*** DATA FOR PROCESSING ***
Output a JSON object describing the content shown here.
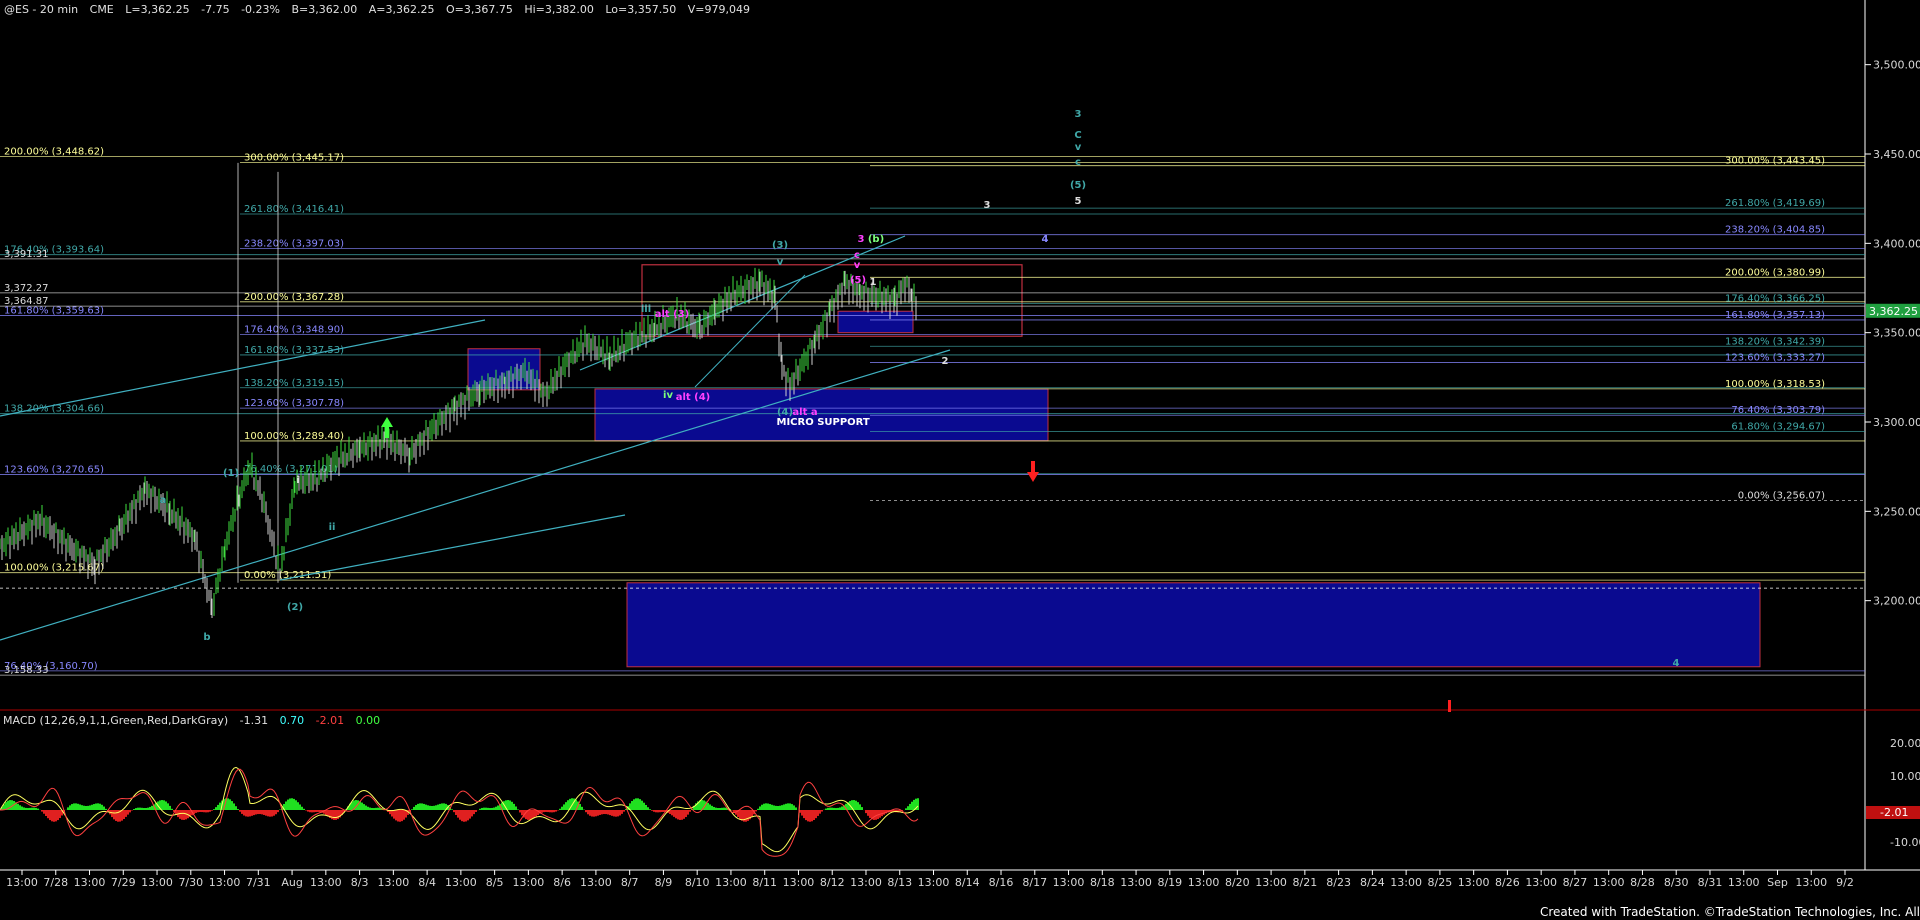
{
  "header": {
    "symbol": "@ES - 20 min",
    "exchange": "CME",
    "last": "L=3,362.25",
    "change": "-7.75",
    "change_pct": "-0.23%",
    "bid": "B=3,362.00",
    "ask": "A=3,362.25",
    "open": "O=3,367.75",
    "high": "Hi=3,382.00",
    "low": "Lo=3,357.50",
    "volume": "V=979,049"
  },
  "footer": {
    "credit": "Created with TradeStation. ©TradeStation Technologies, Inc. All rights reserved."
  },
  "macd": {
    "label": "MACD (12,26,9,1,1,Green,Red,DarkGray)",
    "v1": "-1.31",
    "v2": "0.70",
    "v3": "-2.01",
    "v4": "0.00",
    "current": "-2.01"
  },
  "colors": {
    "fib_yellow": "#ffff99",
    "fib_blue": "#8080ff",
    "fib_teal": "#40a0a0",
    "wave_cyan": "#5fd3e6",
    "wave_magenta": "#ff40ff",
    "wave_green": "#7cff7c",
    "zone_fill": "#0a0a90",
    "zone_border": "#c03040",
    "price_box": "#20a040"
  },
  "chart_data": {
    "type": "line",
    "title": "@ES - 20 min",
    "price_axis": {
      "ylim": [
        3150,
        3525
      ],
      "ticks": [
        "3,500.00",
        "3,450.00",
        "3,400.00",
        "3,350.00",
        "3,300.00",
        "3,250.00",
        "3,200.00"
      ],
      "current_price": "3,362.25"
    },
    "x_axis": {
      "labels": [
        "13:00",
        "7/28",
        "13:00",
        "7/29",
        "13:00",
        "7/30",
        "13:00",
        "7/31",
        "Aug",
        "13:00",
        "8/3",
        "13:00",
        "8/4",
        "13:00",
        "8/5",
        "13:00",
        "8/6",
        "13:00",
        "8/7",
        "8/9",
        "8/10",
        "13:00",
        "8/11",
        "13:00",
        "8/12",
        "13:00",
        "8/13",
        "13:00",
        "8/14",
        "8/16",
        "8/17",
        "13:00",
        "8/18",
        "13:00",
        "8/19",
        "13:00",
        "8/20",
        "13:00",
        "8/21",
        "8/23",
        "8/24",
        "13:00",
        "8/25",
        "13:00",
        "8/26",
        "13:00",
        "8/27",
        "13:00",
        "8/28",
        "8/30",
        "8/31",
        "13:00",
        "Sep",
        "13:00",
        "9/2"
      ]
    },
    "fib_levels": [
      {
        "label": "200.00% (3,448.62)",
        "price": 3448.62,
        "color": "yellow",
        "side": "left"
      },
      {
        "label": "300.00% (3,445.17)",
        "price": 3445.17,
        "color": "yellow",
        "side": "mid"
      },
      {
        "label": "261.80% (3,416.41)",
        "price": 3416.41,
        "color": "teal",
        "side": "mid"
      },
      {
        "label": "238.20% (3,397.03)",
        "price": 3397.03,
        "color": "blue",
        "side": "mid"
      },
      {
        "label": "176.40% (3,393.64)",
        "price": 3393.64,
        "color": "teal",
        "side": "left"
      },
      {
        "label": "3,391.31",
        "price": 3391.31,
        "color": "white",
        "side": "left"
      },
      {
        "label": "3,372.27",
        "price": 3372.27,
        "color": "white",
        "side": "left"
      },
      {
        "label": "200.00% (3,367.28)",
        "price": 3367.28,
        "color": "yellow",
        "side": "mid"
      },
      {
        "label": "3,364.87",
        "price": 3364.87,
        "color": "white",
        "side": "left"
      },
      {
        "label": "161.80% (3,359.63)",
        "price": 3359.63,
        "color": "blue",
        "side": "left"
      },
      {
        "label": "176.40% (3,348.90)",
        "price": 3348.9,
        "color": "blue",
        "side": "mid"
      },
      {
        "label": "161.80% (3,337.53)",
        "price": 3337.53,
        "color": "teal",
        "side": "mid"
      },
      {
        "label": "138.20% (3,319.15)",
        "price": 3319.15,
        "color": "teal",
        "side": "mid"
      },
      {
        "label": "123.60% (3,307.78)",
        "price": 3307.78,
        "color": "blue",
        "side": "mid"
      },
      {
        "label": "138.20% (3,304.66)",
        "price": 3304.66,
        "color": "teal",
        "side": "left"
      },
      {
        "label": "100.00% (3,289.40)",
        "price": 3289.4,
        "color": "yellow",
        "side": "mid"
      },
      {
        "label": "76.40% (3,271.01)",
        "price": 3271.01,
        "color": "teal",
        "side": "mid"
      },
      {
        "label": "123.60% (3,270.65)",
        "price": 3270.65,
        "color": "blue",
        "side": "left"
      },
      {
        "label": "100.00% (3,215.67)",
        "price": 3215.67,
        "color": "yellow",
        "side": "left"
      },
      {
        "label": "0.00% (3,211.51)",
        "price": 3211.51,
        "color": "yellow",
        "side": "mid"
      },
      {
        "label": "76.40% (3,160.70)",
        "price": 3160.7,
        "color": "blue",
        "side": "left"
      },
      {
        "label": "3,158.33",
        "price": 3158.33,
        "color": "white",
        "side": "left"
      },
      {
        "label": "300.00% (3,443.45)",
        "price": 3443.45,
        "color": "yellow",
        "side": "right"
      },
      {
        "label": "261.80% (3,419.69)",
        "price": 3419.69,
        "color": "teal",
        "side": "right"
      },
      {
        "label": "238.20% (3,404.85)",
        "price": 3404.85,
        "color": "blue",
        "side": "right"
      },
      {
        "label": "200.00% (3,380.99)",
        "price": 3380.99,
        "color": "yellow",
        "side": "right"
      },
      {
        "label": "176.40% (3,366.25)",
        "price": 3366.25,
        "color": "teal",
        "side": "right"
      },
      {
        "label": "161.80% (3,357.13)",
        "price": 3357.13,
        "color": "blue",
        "side": "right"
      },
      {
        "label": "138.20% (3,342.39)",
        "price": 3342.39,
        "color": "teal",
        "side": "right"
      },
      {
        "label": "123.60% (3,333.27)",
        "price": 3333.27,
        "color": "blue",
        "side": "right"
      },
      {
        "label": "100.00% (3,318.53)",
        "price": 3318.53,
        "color": "yellow",
        "side": "right"
      },
      {
        "label": "76.40% (3,303.79)",
        "price": 3303.79,
        "color": "blue",
        "side": "right"
      },
      {
        "label": "61.80% (3,294.67)",
        "price": 3294.67,
        "color": "teal",
        "side": "right"
      },
      {
        "label": "0.00% (3,256.07)",
        "price": 3256.07,
        "color": "white",
        "side": "right"
      }
    ],
    "zones": [
      {
        "label": "MICRO SUPPORT",
        "top": 3318.5,
        "bottom": 3289.5
      },
      {
        "label": "",
        "top": 3341,
        "bottom": 3318
      },
      {
        "label": "",
        "top": 3210,
        "bottom": 3163
      }
    ],
    "wave_labels": [
      {
        "text": "3",
        "color": "teal"
      },
      {
        "text": "C",
        "color": "teal"
      },
      {
        "text": "v",
        "color": "teal"
      },
      {
        "text": "c",
        "color": "teal"
      },
      {
        "text": "(5)",
        "color": "teal"
      },
      {
        "text": "5",
        "color": "white"
      },
      {
        "text": "3",
        "color": "white"
      },
      {
        "text": "4",
        "color": "blue"
      },
      {
        "text": "(3)",
        "color": "teal"
      },
      {
        "text": "v",
        "color": "teal"
      },
      {
        "text": "3",
        "color": "magenta"
      },
      {
        "text": "(b)",
        "color": "green"
      },
      {
        "text": "c",
        "color": "magenta"
      },
      {
        "text": "v",
        "color": "magenta"
      },
      {
        "text": "(5)",
        "color": "magenta"
      },
      {
        "text": "1",
        "color": "white"
      },
      {
        "text": "2",
        "color": "white"
      },
      {
        "text": "iii",
        "color": "teal"
      },
      {
        "text": "alt (3)",
        "color": "magenta"
      },
      {
        "text": "iv",
        "color": "green"
      },
      {
        "text": "alt (4)",
        "color": "magenta"
      },
      {
        "text": "(4)",
        "color": "teal"
      },
      {
        "text": "alt a",
        "color": "magenta"
      },
      {
        "text": "(1)",
        "color": "teal"
      },
      {
        "text": "a",
        "color": "teal"
      },
      {
        "text": "b",
        "color": "teal"
      },
      {
        "text": "ii",
        "color": "teal"
      },
      {
        "text": "(2)",
        "color": "teal"
      },
      {
        "text": "i",
        "color": "white"
      },
      {
        "text": "4",
        "color": "teal"
      }
    ]
  }
}
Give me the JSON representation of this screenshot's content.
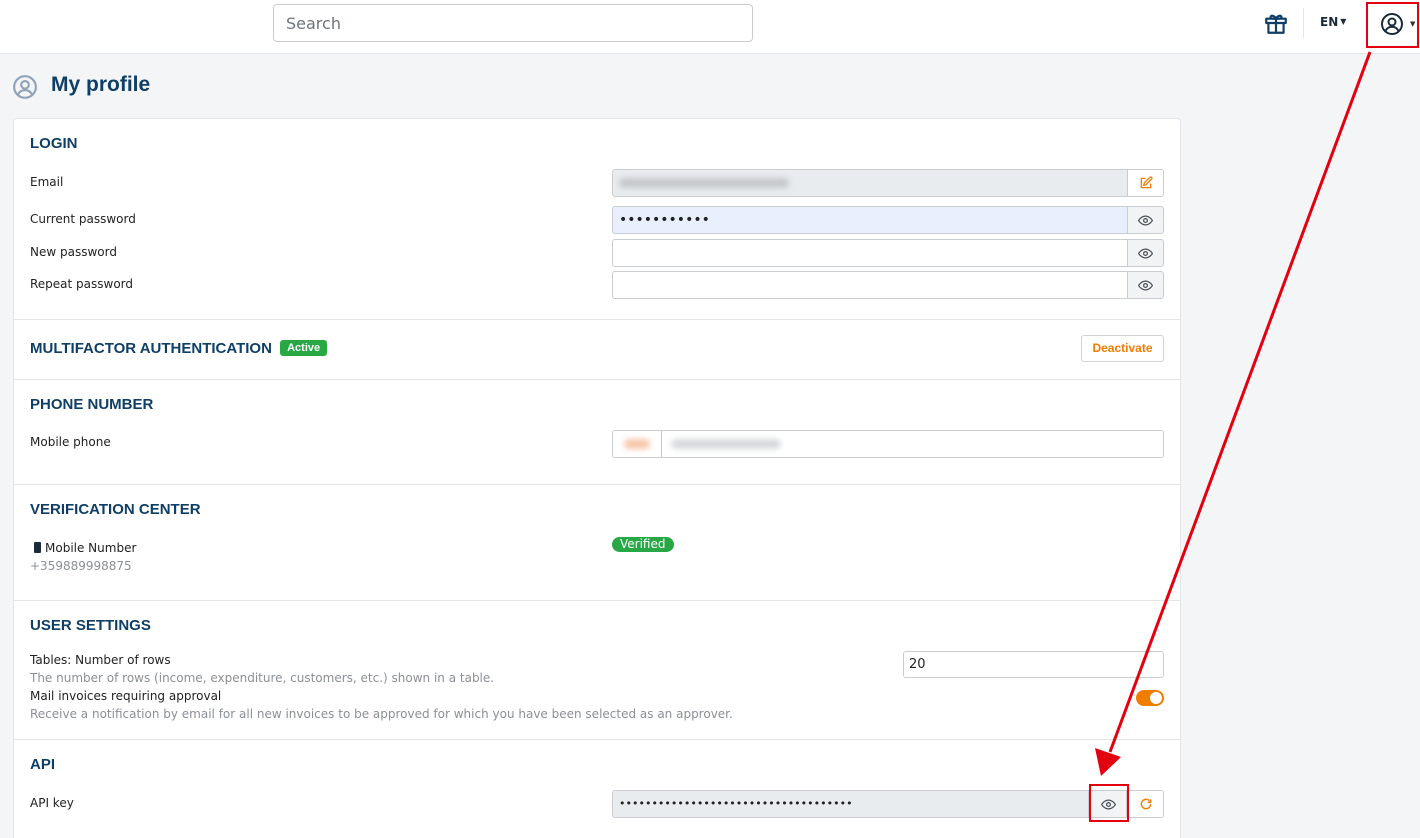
{
  "header": {
    "search_placeholder": "Search",
    "language": "EN"
  },
  "page": {
    "title": "My profile"
  },
  "login": {
    "heading": "LOGIN",
    "email_label": "Email",
    "current_password_label": "Current password",
    "current_password_value": "•••••••••••",
    "new_password_label": "New password",
    "repeat_password_label": "Repeat password"
  },
  "mfa": {
    "heading": "MULTIFACTOR AUTHENTICATION",
    "status_badge": "Active",
    "deactivate_label": "Deactivate"
  },
  "phone": {
    "heading": "PHONE NUMBER",
    "mobile_label": "Mobile phone"
  },
  "verification": {
    "heading": "VERIFICATION CENTER",
    "item_label": "Mobile Number",
    "item_value": "+359889998875",
    "status": "Verified"
  },
  "user_settings": {
    "heading": "USER SETTINGS",
    "rows_label": "Tables: Number of rows",
    "rows_help": "The number of rows (income, expenditure, customers, etc.) shown in a table.",
    "rows_value": "20",
    "mail_label": "Mail invoices requiring approval",
    "mail_help": "Receive a notification by email for all new invoices to be approved for which you have been selected as an approver.",
    "mail_enabled": true
  },
  "api": {
    "heading": "API",
    "key_label": "API key",
    "key_value": "••••••••••••••••••••••••••••••••••••"
  },
  "colors": {
    "accent": "#ef7d00",
    "heading": "#0f3f66",
    "success": "#28a745",
    "annotation": "#e3000f"
  },
  "icons": [
    "gift-icon",
    "user-circle-icon",
    "edit-icon",
    "eye-icon",
    "refresh-icon",
    "mobile-phone-icon"
  ]
}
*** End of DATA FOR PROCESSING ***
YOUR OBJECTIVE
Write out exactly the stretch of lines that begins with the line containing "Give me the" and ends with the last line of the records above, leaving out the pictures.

ANSWER AREA
Give me the JSON representation of this screenshot's content.
{
  "header": {
    "search_placeholder": "Search",
    "language": "EN"
  },
  "page": {
    "title": "My profile"
  },
  "login": {
    "heading": "LOGIN",
    "email_label": "Email",
    "current_password_label": "Current password",
    "current_password_value": "•••••••••••",
    "new_password_label": "New password",
    "repeat_password_label": "Repeat password"
  },
  "mfa": {
    "heading": "MULTIFACTOR AUTHENTICATION",
    "status_badge": "Active",
    "deactivate_label": "Deactivate"
  },
  "phone": {
    "heading": "PHONE NUMBER",
    "mobile_label": "Mobile phone"
  },
  "verification": {
    "heading": "VERIFICATION CENTER",
    "item_label": "Mobile Number",
    "item_value": "+359889998875",
    "status": "Verified"
  },
  "user_settings": {
    "heading": "USER SETTINGS",
    "rows_label": "Tables: Number of rows",
    "rows_help": "The number of rows (income, expenditure, customers, etc.) shown in a table.",
    "rows_value": "20",
    "mail_label": "Mail invoices requiring approval",
    "mail_help": "Receive a notification by email for all new invoices to be approved for which you have been selected as an approver.",
    "mail_enabled": true
  },
  "api": {
    "heading": "API",
    "key_label": "API key",
    "key_value": "••••••••••••••••••••••••••••••••••••"
  },
  "colors": {
    "accent": "#ef7d00",
    "heading": "#0f3f66",
    "success": "#28a745",
    "annotation": "#e3000f"
  },
  "icons": [
    "gift-icon",
    "user-circle-icon",
    "edit-icon",
    "eye-icon",
    "refresh-icon",
    "mobile-phone-icon"
  ]
}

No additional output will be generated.